The Federal Aviation Administration reauthorization bill that President Obama signed into law Tuesday did not give airports new flexibility to raise fees used to back bonds, but an analysis by Moody’s Investors Service said the law will still strengthen airport credits.
Airport lobbyists had hoped the long-awaited four-year reauthorization law would raise the cap on passenger facility charges, per-passenger fees that produce revenue that airports use to back bonds.
The PFC has been capped at $4.50 since 2000, and spokespersons for airport advocacy groups said the power of those dollars has been reduced by inflation. The groups wanted the cap raised to $7.00, a figure the Obama administration has suggested it supports, though its recently released fiscal 2013 budget proposal did not provide for it.

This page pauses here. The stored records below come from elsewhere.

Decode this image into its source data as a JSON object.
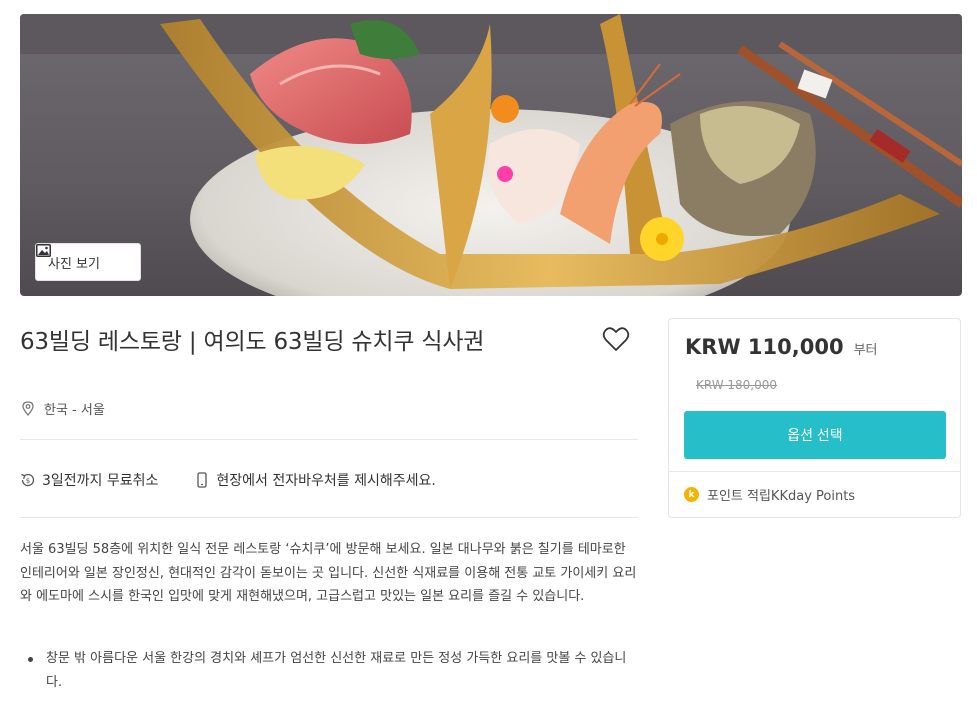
{
  "gallery": {
    "photo_button_label": "사진 보기"
  },
  "product": {
    "title": "63빌딩 레스토랑 | 여의도 63빌딩 슈치쿠 식사권",
    "location": "한국 - 서울",
    "features": [
      {
        "icon": "cancel-refund-icon",
        "label": "3일전까지 무료취소"
      },
      {
        "icon": "phone-icon",
        "label": "현장에서 전자바우처를 제시해주세요."
      }
    ],
    "description": "서울 63빌딩 58층에 위치한 일식 전문 레스토랑 ‘슈치쿠’에 방문해 보세요. 일본 대나무와 붉은 칠기를 테마로한 인테리어와 일본 장인정신, 현대적인 감각이 돋보이는 곳 입니다. 신선한 식재료를 이용해 전통 교토 가이세키 요리와 에도마에 스시를 한국인 입맛에 맞게 재현해냈으며, 고급스럽고 맛있는 일본 요리를 즐길 수 있습니다.",
    "highlights": [
      "창문 밖 아름다운 서울 한강의 경치와 셰프가 엄선한 신선한 재료로 만든 정성 가득한 요리를 맛볼 수 있습니다."
    ]
  },
  "pricing": {
    "price": "KRW 110,000",
    "price_suffix": "부터",
    "original_price": "KRW 180,000",
    "option_button_label": "옵션 선택",
    "points_icon_letter": "k",
    "points_label": "포인트 적립KKday Points"
  },
  "colors": {
    "accent": "#26bec9",
    "points": "#f5b400"
  }
}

A report released Tuesday by Moody’s, however, said the failure of the new law to include a PFC cap increase won’t cause airport credits to lose altitude because of the reduced costs of construction in a down economy.
“We think lower current construction costs because of the depressed construction market mitigate the threat of erosion from the current level of PFCs,” the report said.
The law includes $3.35 billion per year for the federal airport improvement program, which distributes money to fund airport projects. That amount is lower than the $3.5 billion annual funding level the program had been allotted under the previous 23 short-term authorizations, though higher than the $3 billion initially proposed by the House.
Despite the funding cut, Moody’s said the benefits of four years of funding outweigh the $150 million in lost grants.
“The stability created with the long-term reauthorization more than compensates for the slight reduction in funding levels,” Moody’s said.
Airports particularly likely to see a credit benefit from the new law are those undertaking large improvement projects, such as Chicago’s O’Hare International Airport and Florida’s Fort Lauderdale International Airport, according to the rating agency.
The report warned, though, that just because certain amounts of funds are authorized by the new law there is no guarantee that those dollars will be there.
“We still see uncertainty in the ultimate funding process,” the report said, “since it is still dependent on two annual appropriations through the regular budget process. In the past, Congress has funded this program at or near authorized levels and we think the economic importance of air transportation promotes this practice.”